"There's only word" to describe the new solar system, NASA's Jack Lissauer said at a news conference today, and it's "supercalifragilisticexpialidocious."
The six planets of Kepler-11 may be among the latest entries on the list of "extrasolar" planets -- those outside our own solar system -- but they won't be the last.
Scientists today revealed that NASA's Kepler spacecraft, which found Kepler-11's planets, has to date spotted more than 1,200 potential planets. Astronomers need to confirm the existence of each of the new candidate planets, some of which will turn out to be false leads. But many others are likely to be verified as actual worlds orbiting other stars -- the first step, scientifically, toward figuring out where to look for life elsewhere in the universe.
Five of those candidate planets are roughly the size of Earth and could contain liquid water, but it will take "patience ... and lots of money" to find out whether those five harbor life, NASA's William Borucki said.
Even in the growing collection of new planets, the Kepler-11 system, which was described in a study published in Thursday's issue of the journal Nature, stands out. For starters there's its size. Kepler-11 boasts at least six planets, many more than most systems, and it may have even more planets that scientists have yet to detect.
It was "shocking" to find six planets orbiting one star, the University of Florida's Eric Ford, an author of the Nature study, told AOL News. He described his team's reaction as the planet count went higher and higher: "There's a second. Oh, there's a third. Oh, there's a fourth! When does it stop?"
Then there's the dense concentration of the planets. Five of Kepler-11's planets circle it more tightly than our sun is circled by its nearest planet, Mercury.
The planets of Kepler-11 are squashed together so compactly that "at first glance, you think, 'Oh, my God, how is this possible?'" says astronomer Christophe Lovis of the University of Geneva, who was not associated with the new study.
Then there's the planets' size.

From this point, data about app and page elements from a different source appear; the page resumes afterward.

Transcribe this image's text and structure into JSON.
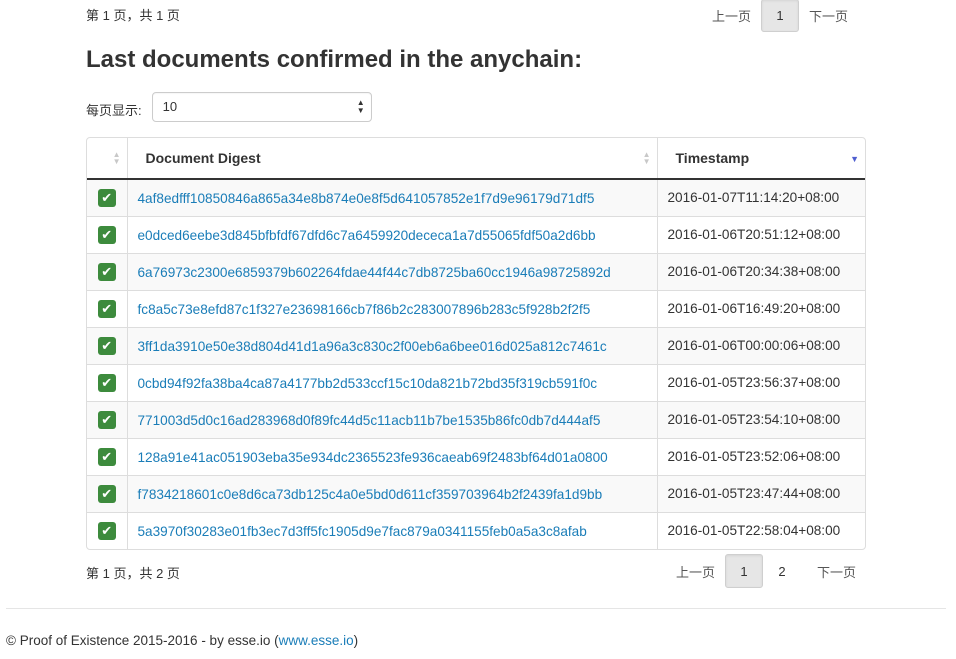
{
  "top_pager": {
    "info": "第 1 页，共 1 页",
    "prev": "上一页",
    "pages": [
      "1"
    ],
    "next": "下一页"
  },
  "title": "Last documents confirmed in the anychain:",
  "per_page": {
    "label": "每页显示:",
    "value": "10"
  },
  "table": {
    "columns": [
      "",
      "Document Digest",
      "Timestamp"
    ],
    "sorted_column": "Timestamp",
    "sort_direction": "descending",
    "rows": [
      {
        "digest": "4af8edfff10850846a865a34e8b874e0e8f5d641057852e1f7d9e96179d71df5",
        "timestamp": "2016-01-07T11:14:20+08:00"
      },
      {
        "digest": "e0dced6eebe3d845bfbfdf67dfd6c7a6459920dececa1a7d55065fdf50a2d6bb",
        "timestamp": "2016-01-06T20:51:12+08:00"
      },
      {
        "digest": "6a76973c2300e6859379b602264fdae44f44c7db8725ba60cc1946a98725892d",
        "timestamp": "2016-01-06T20:34:38+08:00"
      },
      {
        "digest": "fc8a5c73e8efd87c1f327e23698166cb7f86b2c283007896b283c5f928b2f2f5",
        "timestamp": "2016-01-06T16:49:20+08:00"
      },
      {
        "digest": "3ff1da3910e50e38d804d41d1a96a3c830c2f00eb6a6bee016d025a812c7461c",
        "timestamp": "2016-01-06T00:00:06+08:00"
      },
      {
        "digest": "0cbd94f92fa38ba4ca87a4177bb2d533ccf15c10da821b72bd35f319cb591f0c",
        "timestamp": "2016-01-05T23:56:37+08:00"
      },
      {
        "digest": "771003d5d0c16ad283968d0f89fc44d5c11acb11b7be1535b86fc0db7d444af5",
        "timestamp": "2016-01-05T23:54:10+08:00"
      },
      {
        "digest": "128a91e41ac051903eba35e934dc2365523fe936caeab69f2483bf64d01a0800",
        "timestamp": "2016-01-05T23:52:06+08:00"
      },
      {
        "digest": "f7834218601c0e8d6ca73db125c4a0e5bd0d611cf359703964b2f2439fa1d9bb",
        "timestamp": "2016-01-05T23:47:44+08:00"
      },
      {
        "digest": "5a3970f30283e01fb3ec7d3ff5fc1905d9e7fac879a0341155feb0a5a3c8afab",
        "timestamp": "2016-01-05T22:58:04+08:00"
      }
    ]
  },
  "bottom_pager": {
    "info": "第 1 页，共 2 页",
    "prev": "上一页",
    "pages": [
      "1",
      "2"
    ],
    "next": "下一页"
  },
  "footer": {
    "text_prefix": "© Proof of Existence 2015-2016 - by esse.io (",
    "link": "www.esse.io",
    "text_suffix": ")"
  },
  "colors": {
    "link": "#1a7db8",
    "check": "#3d8b3d",
    "sort_active": "#4f5fd0"
  }
}
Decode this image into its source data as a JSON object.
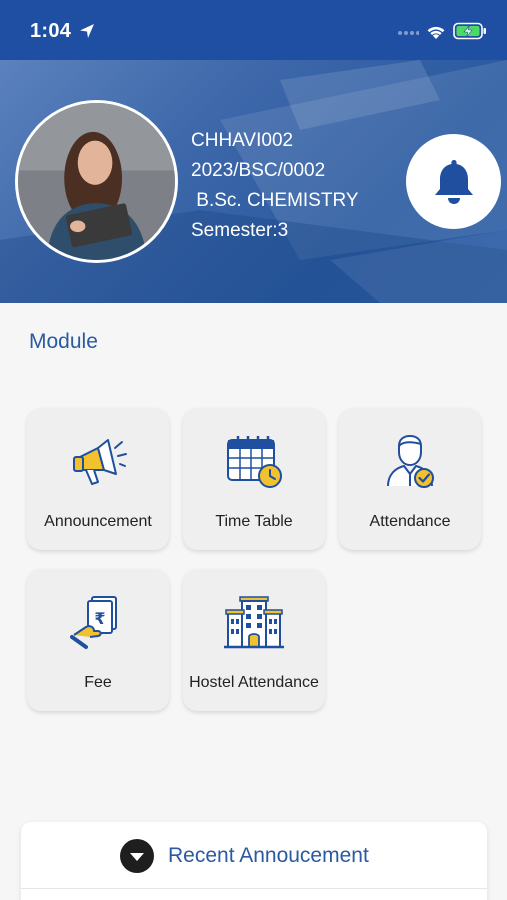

Five are larger than Earth but smaller than Uranus, the next-biggest planet orbiting the sun.
The Kepler-11 grouping is so unusual that it can't be explained by the old theories of how solar systems are born, says NASA's Lissauer, leader of the new study and a specialist in planetary formation.
"Something a little different has to be going on here," he says. "This is sending me back to the drawing board."